That afternoon I spoke with the manager.  After haggling for twenty minutes, I informed her that I had written her company in compliance with the statute and that if I did not receive a refund, I would be filing suit in small claims court.  I also told her I was a writer and would write about my experience on my blog.  I did not think Pure Med Spa would like the negative publicity.

The manager said she would try to get me a refund.  After another wait, she called me back to tell me the fifty dollars would be refunded to my debit card.  I thanked her and hung up.  I did not stop payment on my debit card because I thought the matter would be handled and the cost to stop payment would have been twenty-five dollars.  It seemed a steep price to pay.

Twenty-five dollars would have been better than the nothing I have ever received from Pure Med Spa.  I honestly believe the manager in the store thought her company would refund the money.  Every time I spoke to her she was even more apologetic and her apologies were genuine.

The timing of this situation was not great for me.  I left to move to Hawaii a month afterwards.  I was tracking to see if the refund arrived, and would call to speak to the manager, but because I was not in Portland where the spa was located, I could not go in and work something out in person.

In September, frustrated by the entire situation, I wrote a blog post about my experience.  I stated my intent to sue in small claims court.  I received a lot of responses from other people who had much worse situations than mine.

Through my blog I am able to track the searches people use to find my blog and to see which posts are read the most.  By far the posts on Pure Med Spa get the most attention.  Dozens of people read these posts every day.  I have gotten several comments from readers whose experiences were terrible.  One woman has a droopy face from improperly administered Botox.  Another was an employee who spoke of their terrible treatment of her and other employees.  A graduate student writing on Pure Med Spa contacted me to see if I would forward her information to people who contacted me.  The posts continue to get tons of attention.
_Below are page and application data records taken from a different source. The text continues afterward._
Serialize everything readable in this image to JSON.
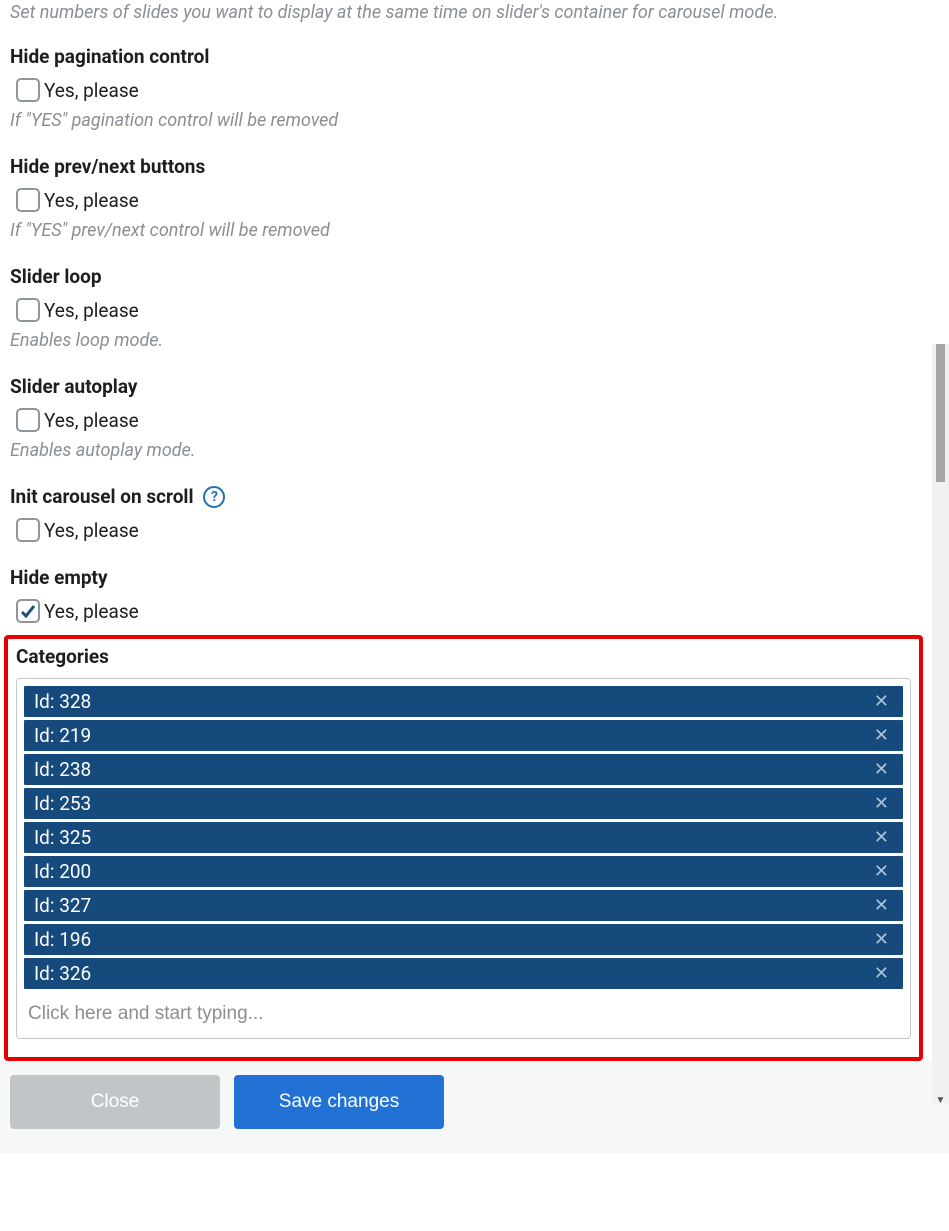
{
  "intro": "Set numbers of slides you want to display at the same time on slider's container for carousel mode.",
  "sections": {
    "hidePagination": {
      "title": "Hide pagination control",
      "checkboxLabel": "Yes, please",
      "hint": "If \"YES\" pagination control will be removed",
      "checked": false
    },
    "hidePrevNext": {
      "title": "Hide prev/next buttons",
      "checkboxLabel": "Yes, please",
      "hint": "If \"YES\" prev/next control will be removed",
      "checked": false
    },
    "sliderLoop": {
      "title": "Slider loop",
      "checkboxLabel": "Yes, please",
      "hint": "Enables loop mode.",
      "checked": false
    },
    "sliderAutoplay": {
      "title": "Slider autoplay",
      "checkboxLabel": "Yes, please",
      "hint": "Enables autoplay mode.",
      "checked": false
    },
    "initCarousel": {
      "title": "Init carousel on scroll",
      "checkboxLabel": "Yes, please",
      "checked": false,
      "helpIcon": "?"
    },
    "hideEmpty": {
      "title": "Hide empty",
      "checkboxLabel": "Yes, please",
      "checked": true
    }
  },
  "categories": {
    "title": "Categories",
    "items": [
      "Id: 328",
      "Id: 219",
      "Id: 238",
      "Id: 253",
      "Id: 325",
      "Id: 200",
      "Id: 327",
      "Id: 196",
      "Id: 326"
    ],
    "inputPlaceholder": "Click here and start typing..."
  },
  "buttons": {
    "close": "Close",
    "save": "Save changes"
  }
}
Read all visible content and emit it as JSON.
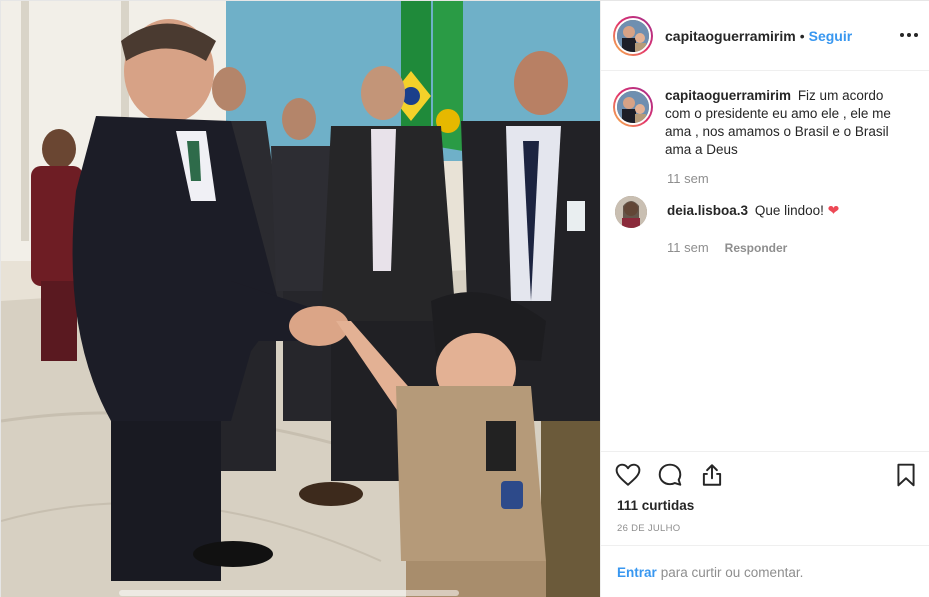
{
  "post": {
    "username": "capitaoguerramirim",
    "separator": "•",
    "follow_label": "Seguir",
    "caption": "Fiz um acordo com o presidente eu amo ele , ele me ama , nos amamos o Brasil e o Brasil ama a Deus",
    "caption_time": "11 sem"
  },
  "comments": [
    {
      "username": "deia.lisboa.3",
      "text": "Que lindoo!",
      "emoji": "❤",
      "time": "11 sem",
      "reply_label": "Responder"
    }
  ],
  "actions": {
    "icons": [
      "heart-outline-icon",
      "comment-bubble-icon",
      "share-icon",
      "bookmark-icon"
    ],
    "likes_text": "111 curtidas",
    "date_text": "26 DE JULHO"
  },
  "comment_bar": {
    "login_label": "Entrar",
    "hint_text": "para curtir ou comentar."
  },
  "colors": {
    "link": "#3897f0",
    "heart": "#ed4956",
    "muted": "#8e8e8e",
    "text": "#262626"
  }
}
I was planning on suing Pure Med Spa in small claims court when I returned to Portland next week.  Unfortunately, I heard the company filed for bankruptcy under the name GRF Medspa.  I looked up their case.  They filed chapter 11 in the district of Georgia.  Their case number is 08-85038-crm.  Their filing date was December 4, 2008.  Also unfortunately, they have not yet filed all the required paperwork.  It is not due until December 19, so I could not view the details of their case.  If they do not file the necessary paperwork within the alloted time, their case will be dismissed.

If you have a potential claim against Pure Med Spa, I urge you to contact the Bankruptcy Court and ask to be listed as a creditor.  When you are notified to file a claim, do so.  It is not difficult to file the claim paperwork.  In some districts it can even be done online.

Also contact the bankruptcy trustee assigned to the case and tell your story.  His name and address are:  Thomas Wayne Dworschak, Office of the U. S. Trustee, Room 362, 75 Spring Street, SW, Atlanta, GA 30303, (404) 331-4437 – ext. 145
Email: thomas.w.dworschak@usdoj.gov.

Write clearly and concisely.  Be sure to him all the information related to your case including dates and the amounts you paid.  Maybe if enough people provide this information, the trustee will pursue a class action claim against these crooks.  In this way perhaps the trustee can collect more to distribute to all their creditors.

Pure Med Spa should be put out of business.  Its CEO and any other associated with ripping people off should go to jail.  I am going to be here writing anything I can to work towards that end.  If you have a story you would like me to post for you, I would be happy to.  A company like Pure Med Spa does not need to be in business.  Let’s do what we can to get rid of them.